"Relative to a grand strategy, I am not aware right now of any -- I think we're still assessing the impact," Coats told the Senate intelligence committee in early May.
Later that month he reiterated his concerns in front of the Senate Armed Services Committee.
"I think we're learning that we do need to take this seriously -- which we do," Coats said. "And shaping a policy and a plan to address this, I think, rises to a top priority."
But across the government, administration officials appear to be publicly confirming the concerns NSA Director Rogers expressed privately --Russia's attacks on American democracy aren't a top priority for Trump.
Former FBI Director James Comey, who was fired by Trump, testified earlier this month that during his nine private conversations with Trump, the President never asked about Russia's meddling in the election or what was being done to protect the country against future Russian interference.
"I don't recall a conversation like that," Comey told the Senate intelligence committee, shortly after his testimony describing a President who seemed much more interested in making sure that the public knew he wasn't personally under investigation as part of the Russia probe.
Attorney General Jeff Sessions testified that he had never received a briefing on Russia's election meddling efforts -- even before he officially recused himself from the collusion investigation.
Working around the President
Obama retaliated against Russia's interference in the election in January with a package of sanctions that included ejecting 35 Russian diplomats from the US, closing two Russian compounds and sanctioning two Russian intelligence services.

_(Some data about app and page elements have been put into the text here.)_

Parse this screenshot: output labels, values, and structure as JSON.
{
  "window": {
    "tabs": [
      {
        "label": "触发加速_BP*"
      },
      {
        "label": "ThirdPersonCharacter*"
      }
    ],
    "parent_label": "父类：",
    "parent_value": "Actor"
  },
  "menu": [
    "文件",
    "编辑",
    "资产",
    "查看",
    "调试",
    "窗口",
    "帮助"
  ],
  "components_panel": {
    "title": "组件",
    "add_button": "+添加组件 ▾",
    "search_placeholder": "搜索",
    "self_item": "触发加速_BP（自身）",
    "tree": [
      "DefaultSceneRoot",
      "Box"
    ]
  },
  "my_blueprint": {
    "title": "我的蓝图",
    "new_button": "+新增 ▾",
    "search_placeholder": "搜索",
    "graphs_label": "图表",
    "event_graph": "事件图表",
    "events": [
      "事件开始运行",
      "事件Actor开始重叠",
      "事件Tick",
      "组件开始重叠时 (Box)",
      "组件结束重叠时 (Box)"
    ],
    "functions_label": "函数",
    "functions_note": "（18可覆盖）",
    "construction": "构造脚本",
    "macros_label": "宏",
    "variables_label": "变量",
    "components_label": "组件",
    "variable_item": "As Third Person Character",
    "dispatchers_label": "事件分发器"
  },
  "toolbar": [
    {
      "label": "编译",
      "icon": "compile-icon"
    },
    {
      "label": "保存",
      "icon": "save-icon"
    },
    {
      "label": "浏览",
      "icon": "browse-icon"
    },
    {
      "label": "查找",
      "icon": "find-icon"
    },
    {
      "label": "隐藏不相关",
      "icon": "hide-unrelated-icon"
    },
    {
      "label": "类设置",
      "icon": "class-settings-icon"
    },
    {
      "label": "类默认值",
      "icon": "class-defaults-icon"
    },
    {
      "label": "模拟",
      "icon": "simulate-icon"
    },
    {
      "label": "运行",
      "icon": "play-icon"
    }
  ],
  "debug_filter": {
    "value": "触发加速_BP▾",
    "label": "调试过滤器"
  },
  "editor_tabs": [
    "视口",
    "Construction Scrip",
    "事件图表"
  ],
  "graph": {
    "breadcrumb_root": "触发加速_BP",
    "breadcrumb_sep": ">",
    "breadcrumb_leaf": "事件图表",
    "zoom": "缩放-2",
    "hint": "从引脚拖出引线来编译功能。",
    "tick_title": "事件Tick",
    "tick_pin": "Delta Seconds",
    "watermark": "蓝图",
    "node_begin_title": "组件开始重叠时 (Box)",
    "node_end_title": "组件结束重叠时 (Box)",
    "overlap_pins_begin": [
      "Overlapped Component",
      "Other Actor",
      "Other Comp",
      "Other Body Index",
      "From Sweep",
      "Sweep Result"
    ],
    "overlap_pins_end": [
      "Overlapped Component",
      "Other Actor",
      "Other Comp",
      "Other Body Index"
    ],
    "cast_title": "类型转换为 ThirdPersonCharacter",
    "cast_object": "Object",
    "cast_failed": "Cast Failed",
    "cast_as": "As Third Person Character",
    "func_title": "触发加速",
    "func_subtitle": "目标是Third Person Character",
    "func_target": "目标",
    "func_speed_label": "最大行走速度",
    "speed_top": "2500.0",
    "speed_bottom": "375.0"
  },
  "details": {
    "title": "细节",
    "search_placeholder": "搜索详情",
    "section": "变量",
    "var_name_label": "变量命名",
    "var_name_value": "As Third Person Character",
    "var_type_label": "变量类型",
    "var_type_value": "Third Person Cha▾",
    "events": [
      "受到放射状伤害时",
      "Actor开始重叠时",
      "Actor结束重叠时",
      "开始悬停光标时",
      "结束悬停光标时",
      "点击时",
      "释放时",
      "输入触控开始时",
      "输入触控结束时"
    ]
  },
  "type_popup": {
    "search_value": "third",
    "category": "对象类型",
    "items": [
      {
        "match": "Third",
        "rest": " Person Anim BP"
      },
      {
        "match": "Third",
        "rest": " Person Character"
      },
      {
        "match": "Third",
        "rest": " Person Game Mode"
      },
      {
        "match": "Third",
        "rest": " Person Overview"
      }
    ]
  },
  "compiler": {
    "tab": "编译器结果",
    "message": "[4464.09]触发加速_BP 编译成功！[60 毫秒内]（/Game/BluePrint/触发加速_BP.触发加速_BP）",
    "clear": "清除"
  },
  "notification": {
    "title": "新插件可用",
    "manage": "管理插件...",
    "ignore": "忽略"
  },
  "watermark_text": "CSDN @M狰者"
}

While the Trump administration has upheld those measures, it has not taken additional steps.
But lawmakers have tried. The Senate passed a bill to slap Russia with new sanctions for its election interference and the legislation has moved to the House, which would also need to pass it before it goes to Trump's desk. But congressional sources said the Trump administration is hoping to water down the sanctions package, which the White House is eyeing warily.
"I think our main concern overall with sanctions is how they -- how will the Congress craft them and any potential erosion of the executive branch's authority to implement them," Spicer said Friday.

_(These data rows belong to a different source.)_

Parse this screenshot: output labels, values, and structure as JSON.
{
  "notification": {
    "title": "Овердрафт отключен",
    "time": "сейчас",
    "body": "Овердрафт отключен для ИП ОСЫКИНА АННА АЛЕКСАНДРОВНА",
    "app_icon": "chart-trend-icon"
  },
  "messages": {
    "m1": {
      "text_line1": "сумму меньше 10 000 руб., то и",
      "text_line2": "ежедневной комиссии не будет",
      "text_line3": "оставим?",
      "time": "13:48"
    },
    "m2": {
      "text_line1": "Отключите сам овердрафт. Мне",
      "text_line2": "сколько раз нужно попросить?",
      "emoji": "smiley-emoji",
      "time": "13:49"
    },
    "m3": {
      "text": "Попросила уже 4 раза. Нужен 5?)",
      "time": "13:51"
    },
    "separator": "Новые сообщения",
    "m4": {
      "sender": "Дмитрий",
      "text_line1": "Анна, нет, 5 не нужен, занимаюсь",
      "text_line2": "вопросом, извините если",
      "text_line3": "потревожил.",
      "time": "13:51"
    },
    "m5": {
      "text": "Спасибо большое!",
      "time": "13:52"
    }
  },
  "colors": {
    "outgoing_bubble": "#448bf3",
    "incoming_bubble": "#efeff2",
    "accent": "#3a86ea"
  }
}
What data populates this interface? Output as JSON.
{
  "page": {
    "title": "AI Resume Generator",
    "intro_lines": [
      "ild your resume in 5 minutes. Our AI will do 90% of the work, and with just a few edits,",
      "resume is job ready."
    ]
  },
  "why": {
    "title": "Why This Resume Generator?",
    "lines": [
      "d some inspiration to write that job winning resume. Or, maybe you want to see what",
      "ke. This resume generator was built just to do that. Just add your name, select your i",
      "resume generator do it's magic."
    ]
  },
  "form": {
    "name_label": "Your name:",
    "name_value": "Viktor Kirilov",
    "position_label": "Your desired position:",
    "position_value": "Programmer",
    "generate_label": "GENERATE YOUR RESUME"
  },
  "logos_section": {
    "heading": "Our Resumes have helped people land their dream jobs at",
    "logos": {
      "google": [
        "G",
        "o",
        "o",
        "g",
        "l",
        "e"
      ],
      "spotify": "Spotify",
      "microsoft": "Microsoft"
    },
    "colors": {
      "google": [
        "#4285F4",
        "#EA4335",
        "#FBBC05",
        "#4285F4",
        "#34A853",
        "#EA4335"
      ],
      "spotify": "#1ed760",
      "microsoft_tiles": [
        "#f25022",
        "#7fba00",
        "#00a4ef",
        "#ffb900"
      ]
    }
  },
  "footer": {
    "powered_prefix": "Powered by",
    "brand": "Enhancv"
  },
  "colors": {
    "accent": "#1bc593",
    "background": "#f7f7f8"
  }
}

There are also bipartisan efforts underway in Congress to develop a policy to prevent Russian meddling in future US elections.
Sen. Lindsey Graham, R-South Carolina, says he is working with Sen. Kirsten Gillibrand, D-New York, on legislation to create a 9/11-style commission to explore what happened in 2016 on the cyber front.
Graham tells CNN their idea is to create a commission made up of all experts -- no politicians. "We want to look at the vulnerabilities on cyber security and get policy recommendations from experts on how to harden our infrastructure," said Graham.
Meanwhile, top US cybersecurity leaders are taking action on their own to prevent future meddling.
"This is one of our highest priorities," Jeanette Manfra, one of the Department of Homeland Security's top officials handling cyber issues and a career civil servant said at a Senate hearing last week. "And I would also note that we're not just looking ahead to 2018, as election officials remind me, routinely, that elections are conducted on a regular basis. And so -- highest priority, sir."
Department of Homeland Security Secretary John Kelly said earlier this month that he would keep in place a decision to designate election systems as "critical infrastructure."
The designation means that the federal government will put more resources toward protecting election systems and voting machines. They'll get the same treatment as other "critical infrastructure" that is paramount to national security, like dams and the power grid.
Kelly's predecessor in the Obama administration, Jeh Johnson, made the change in January shortly before leaving office. Johnson testified last week that he wished he made the decision sooner -- before the 2016 election -- but that he backed down after resistance from the states.